#### RECORDS FOR THIS TASK ####
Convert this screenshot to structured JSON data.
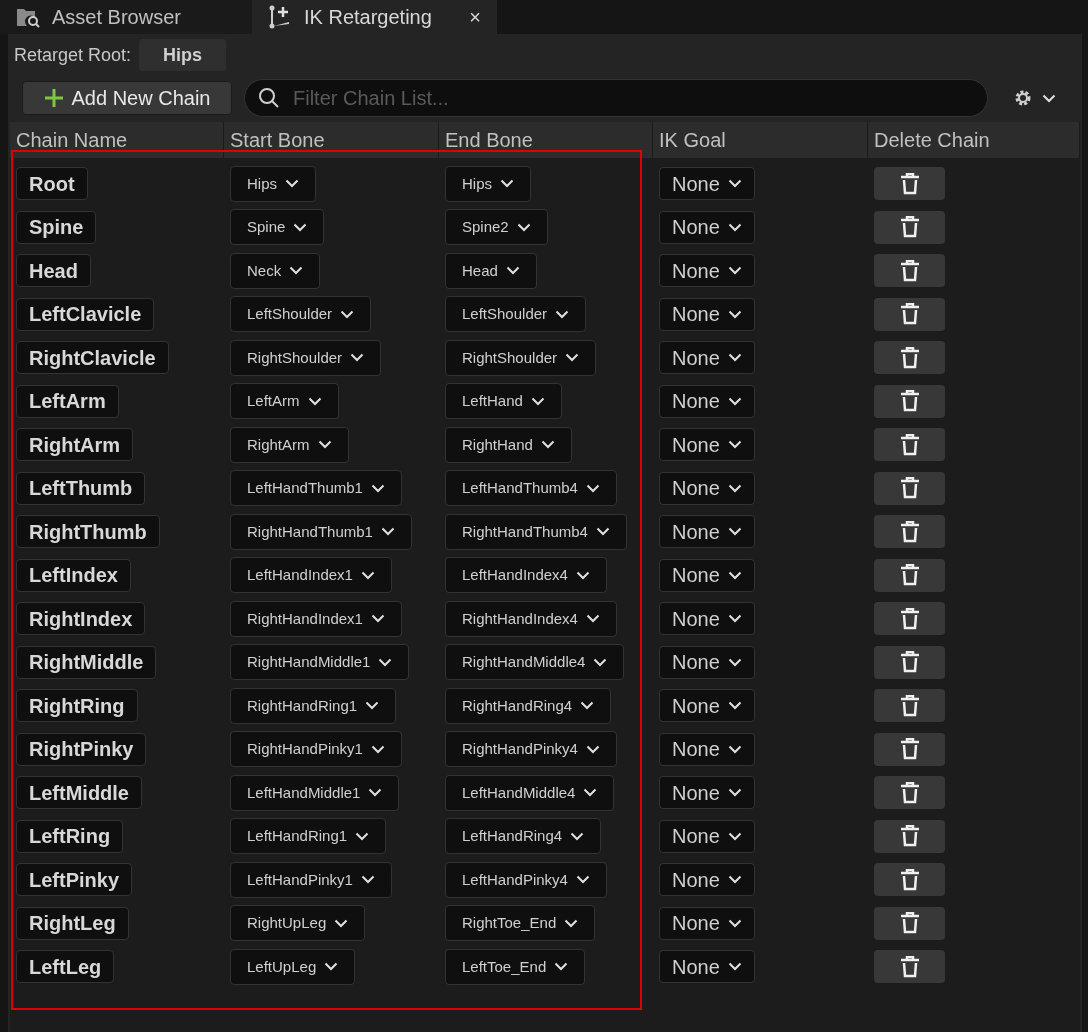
{
  "tabs": [
    {
      "label": "Asset Browser",
      "kind": "browser",
      "selected": false
    },
    {
      "label": "IK Retargeting",
      "kind": "ik",
      "selected": true,
      "close": "×"
    }
  ],
  "retarget_root": {
    "label": "Retarget Root:",
    "value": "Hips"
  },
  "toolbar": {
    "add_button": "Add New Chain",
    "search": {
      "placeholder": "Filter Chain List..."
    }
  },
  "table": {
    "columns": [
      "Chain Name",
      "Start Bone",
      "End Bone",
      "IK Goal",
      "Delete Chain"
    ],
    "rows": [
      {
        "name": "Root",
        "start": "Hips",
        "end": "Hips",
        "goal": "None"
      },
      {
        "name": "Spine",
        "start": "Spine",
        "end": "Spine2",
        "goal": "None"
      },
      {
        "name": "Head",
        "start": "Neck",
        "end": "Head",
        "goal": "None"
      },
      {
        "name": "LeftClavicle",
        "start": "LeftShoulder",
        "end": "LeftShoulder",
        "goal": "None"
      },
      {
        "name": "RightClavicle",
        "start": "RightShoulder",
        "end": "RightShoulder",
        "goal": "None"
      },
      {
        "name": "LeftArm",
        "start": "LeftArm",
        "end": "LeftHand",
        "goal": "None"
      },
      {
        "name": "RightArm",
        "start": "RightArm",
        "end": "RightHand",
        "goal": "None"
      },
      {
        "name": "LeftThumb",
        "start": "LeftHandThumb1",
        "end": "LeftHandThumb4",
        "goal": "None"
      },
      {
        "name": "RightThumb",
        "start": "RightHandThumb1",
        "end": "RightHandThumb4",
        "goal": "None"
      },
      {
        "name": "LeftIndex",
        "start": "LeftHandIndex1",
        "end": "LeftHandIndex4",
        "goal": "None"
      },
      {
        "name": "RightIndex",
        "start": "RightHandIndex1",
        "end": "RightHandIndex4",
        "goal": "None"
      },
      {
        "name": "RightMiddle",
        "start": "RightHandMiddle1",
        "end": "RightHandMiddle4",
        "goal": "None"
      },
      {
        "name": "RightRing",
        "start": "RightHandRing1",
        "end": "RightHandRing4",
        "goal": "None"
      },
      {
        "name": "RightPinky",
        "start": "RightHandPinky1",
        "end": "RightHandPinky4",
        "goal": "None"
      },
      {
        "name": "LeftMiddle",
        "start": "LeftHandMiddle1",
        "end": "LeftHandMiddle4",
        "goal": "None"
      },
      {
        "name": "LeftRing",
        "start": "LeftHandRing1",
        "end": "LeftHandRing4",
        "goal": "None"
      },
      {
        "name": "LeftPinky",
        "start": "LeftHandPinky1",
        "end": "LeftHandPinky4",
        "goal": "None"
      },
      {
        "name": "RightLeg",
        "start": "RightUpLeg",
        "end": "RightToe_End",
        "goal": "None"
      },
      {
        "name": "LeftLeg",
        "start": "LeftUpLeg",
        "end": "LeftToe_End",
        "goal": "None"
      }
    ]
  }
}
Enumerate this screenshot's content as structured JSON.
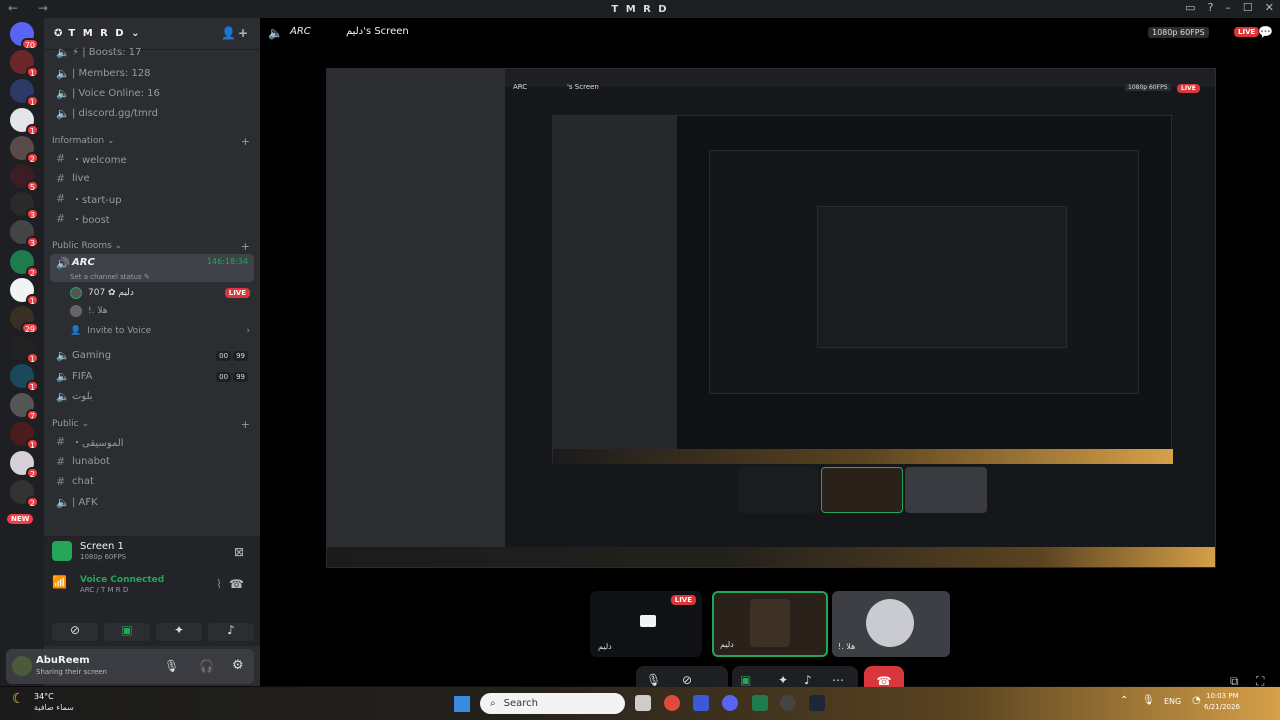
{
  "window": {
    "title": "T M R D",
    "nav": "← →"
  },
  "guild": {
    "name": "T M R D ⌄"
  },
  "server_badges": [
    "70",
    "1",
    "1",
    "1",
    "2",
    "5",
    "3",
    "3",
    "2",
    "1",
    "29",
    "1",
    "1",
    "7",
    "1",
    "2",
    "2"
  ],
  "new_badge": "NEW",
  "stats": [
    {
      "label": "⚡ | Boosts: 17"
    },
    {
      "label": "| Members: 128"
    },
    {
      "label": "| Voice Online: 16"
    },
    {
      "label": "| discord.gg/tmrd"
    }
  ],
  "categories": {
    "information": "Information ⌄",
    "public_rooms": "Public Rooms ⌄",
    "public": "Public ⌄"
  },
  "text_channels": [
    {
      "label": "・welcome"
    },
    {
      "label": "live"
    },
    {
      "label": "・start-up"
    },
    {
      "label": "・boost"
    }
  ],
  "voice": {
    "arc": "ARC",
    "arc_time": "146:18:34",
    "status_hint": "Set a channel status ✎",
    "members": [
      {
        "name": "دليم ✿ 707",
        "live": "LIVE"
      },
      {
        "name": "!. هلا"
      }
    ],
    "invite": "Invite to Voice",
    "gaming": "Gaming",
    "gaming_counts": [
      "00",
      "99"
    ],
    "fifa": "FIFA",
    "fifa_counts": [
      "00",
      "99"
    ],
    "batoot": "بلوت"
  },
  "public_channels": [
    {
      "label": "・الموسيقى"
    },
    {
      "label": "lunabot"
    },
    {
      "label": "chat"
    },
    {
      "label": "| AFK"
    }
  ],
  "rtc": {
    "screen_title": "Screen 1",
    "screen_sub": "1080p 60FPS",
    "connected": "Voice Connected",
    "location": "ARC / T M R D"
  },
  "user": {
    "name": "AbuReem",
    "status": "Sharing their screen"
  },
  "stage_header": {
    "channel": "ARC",
    "viewer": "دليم's Screen",
    "quality": "1080p 60FPS",
    "live": "LIVE"
  },
  "inner_header": {
    "channel": "ARC",
    "viewer": "'s Screen",
    "quality": "1080p 60FPS",
    "live": "LIVE"
  },
  "tiles": [
    {
      "label": "دليم",
      "live": "LIVE"
    },
    {
      "label": "دليم"
    },
    {
      "label": "!. هلا"
    }
  ],
  "taskbar": {
    "temp": "34°C",
    "weather": "سماء صافية",
    "search": "Search",
    "lang": "ENG",
    "time": "10:03 PM",
    "date": "6/21/2026"
  },
  "colors": {
    "accent": "#5865f2",
    "live": "#da373c",
    "green": "#23a55a",
    "sidebar": "#2b2d31",
    "rail": "#1e1f22"
  }
}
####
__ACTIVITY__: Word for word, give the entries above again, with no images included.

__RESPONSE AREA__:
Convert this screenshot to structured JSON data.
{
  "tabs": [
    {
      "label": "Asset Browser",
      "kind": "browser",
      "selected": false
    },
    {
      "label": "IK Retargeting",
      "kind": "ik",
      "selected": true,
      "close": "×"
    }
  ],
  "retarget_root": {
    "label": "Retarget Root:",
    "value": "Hips"
  },
  "toolbar": {
    "add_button": "Add New Chain",
    "search": {
      "placeholder": "Filter Chain List..."
    }
  },
  "table": {
    "columns": [
      "Chain Name",
      "Start Bone",
      "End Bone",
      "IK Goal",
      "Delete Chain"
    ],
    "rows": [
      {
        "name": "Root",
        "start": "Hips",
        "end": "Hips",
        "goal": "None"
      },
      {
        "name": "Spine",
        "start": "Spine",
        "end": "Spine2",
        "goal": "None"
      },
      {
        "name": "Head",
        "start": "Neck",
        "end": "Head",
        "goal": "None"
      },
      {
        "name": "LeftClavicle",
        "start": "LeftShoulder",
        "end": "LeftShoulder",
        "goal": "None"
      },
      {
        "name": "RightClavicle",
        "start": "RightShoulder",
        "end": "RightShoulder",
        "goal": "None"
      },
      {
        "name": "LeftArm",
        "start": "LeftArm",
        "end": "LeftHand",
        "goal": "None"
      },
      {
        "name": "RightArm",
        "start": "RightArm",
        "end": "RightHand",
        "goal": "None"
      },
      {
        "name": "LeftThumb",
        "start": "LeftHandThumb1",
        "end": "LeftHandThumb4",
        "goal": "None"
      },
      {
        "name": "RightThumb",
        "start": "RightHandThumb1",
        "end": "RightHandThumb4",
        "goal": "None"
      },
      {
        "name": "LeftIndex",
        "start": "LeftHandIndex1",
        "end": "LeftHandIndex4",
        "goal": "None"
      },
      {
        "name": "RightIndex",
        "start": "RightHandIndex1",
        "end": "RightHandIndex4",
        "goal": "None"
      },
      {
        "name": "RightMiddle",
        "start": "RightHandMiddle1",
        "end": "RightHandMiddle4",
        "goal": "None"
      },
      {
        "name": "RightRing",
        "start": "RightHandRing1",
        "end": "RightHandRing4",
        "goal": "None"
      },
      {
        "name": "RightPinky",
        "start": "RightHandPinky1",
        "end": "RightHandPinky4",
        "goal": "None"
      },
      {
        "name": "LeftMiddle",
        "start": "LeftHandMiddle1",
        "end": "LeftHandMiddle4",
        "goal": "None"
      },
      {
        "name": "LeftRing",
        "start": "LeftHandRing1",
        "end": "LeftHandRing4",
        "goal": "None"
      },
      {
        "name": "LeftPinky",
        "start": "LeftHandPinky1",
        "end": "LeftHandPinky4",
        "goal": "None"
      },
      {
        "name": "RightLeg",
        "start": "RightUpLeg",
        "end": "RightToe_End",
        "goal": "None"
      },
      {
        "name": "LeftLeg",
        "start": "LeftUpLeg",
        "end": "LeftToe_End",
        "goal": "None"
      }
    ]
  }
}
Enumerate this screenshot's content as structured JSON.
{
  "window": {
    "title": "T M R D",
    "nav": "← →"
  },
  "guild": {
    "name": "T M R D ⌄"
  },
  "server_badges": [
    "70",
    "1",
    "1",
    "1",
    "2",
    "5",
    "3",
    "3",
    "2",
    "1",
    "29",
    "1",
    "1",
    "7",
    "1",
    "2",
    "2"
  ],
  "new_badge": "NEW",
  "stats": [
    {
      "label": "⚡ | Boosts: 17"
    },
    {
      "label": "| Members: 128"
    },
    {
      "label": "| Voice Online: 16"
    },
    {
      "label": "| discord.gg/tmrd"
    }
  ],
  "categories": {
    "information": "Information ⌄",
    "public_rooms": "Public Rooms ⌄",
    "public": "Public ⌄"
  },
  "text_channels": [
    {
      "label": "・welcome"
    },
    {
      "label": "live"
    },
    {
      "label": "・start-up"
    },
    {
      "label": "・boost"
    }
  ],
  "voice": {
    "arc": "ARC",
    "arc_time": "146:18:34",
    "status_hint": "Set a channel status ✎",
    "members": [
      {
        "name": "دليم ✿ 707",
        "live": "LIVE"
      },
      {
        "name": "!. هلا"
      }
    ],
    "invite": "Invite to Voice",
    "gaming": "Gaming",
    "gaming_counts": [
      "00",
      "99"
    ],
    "fifa": "FIFA",
    "fifa_counts": [
      "00",
      "99"
    ],
    "batoot": "بلوت"
  },
  "public_channels": [
    {
      "label": "・الموسيقى"
    },
    {
      "label": "lunabot"
    },
    {
      "label": "chat"
    },
    {
      "label": "| AFK"
    }
  ],
  "rtc": {
    "screen_title": "Screen 1",
    "screen_sub": "1080p 60FPS",
    "connected": "Voice Connected",
    "location": "ARC / T M R D"
  },
  "user": {
    "name": "AbuReem",
    "status": "Sharing their screen"
  },
  "stage_header": {
    "channel": "ARC",
    "viewer": "دليم's Screen",
    "quality": "1080p 60FPS",
    "live": "LIVE"
  },
  "inner_header": {
    "channel": "ARC",
    "viewer": "'s Screen",
    "quality": "1080p 60FPS",
    "live": "LIVE"
  },
  "tiles": [
    {
      "label": "دليم",
      "live": "LIVE"
    },
    {
      "label": "دليم"
    },
    {
      "label": "!. هلا"
    }
  ],
  "taskbar": {
    "temp": "34°C",
    "weather": "سماء صافية",
    "search": "Search",
    "lang": "ENG",
    "time": "10:03 PM",
    "date": "6/21/2026"
  },
  "colors": {
    "accent": "#5865f2",
    "live": "#da373c",
    "green": "#23a55a",
    "sidebar": "#2b2d31",
    "rail": "#1e1f22"
  }
}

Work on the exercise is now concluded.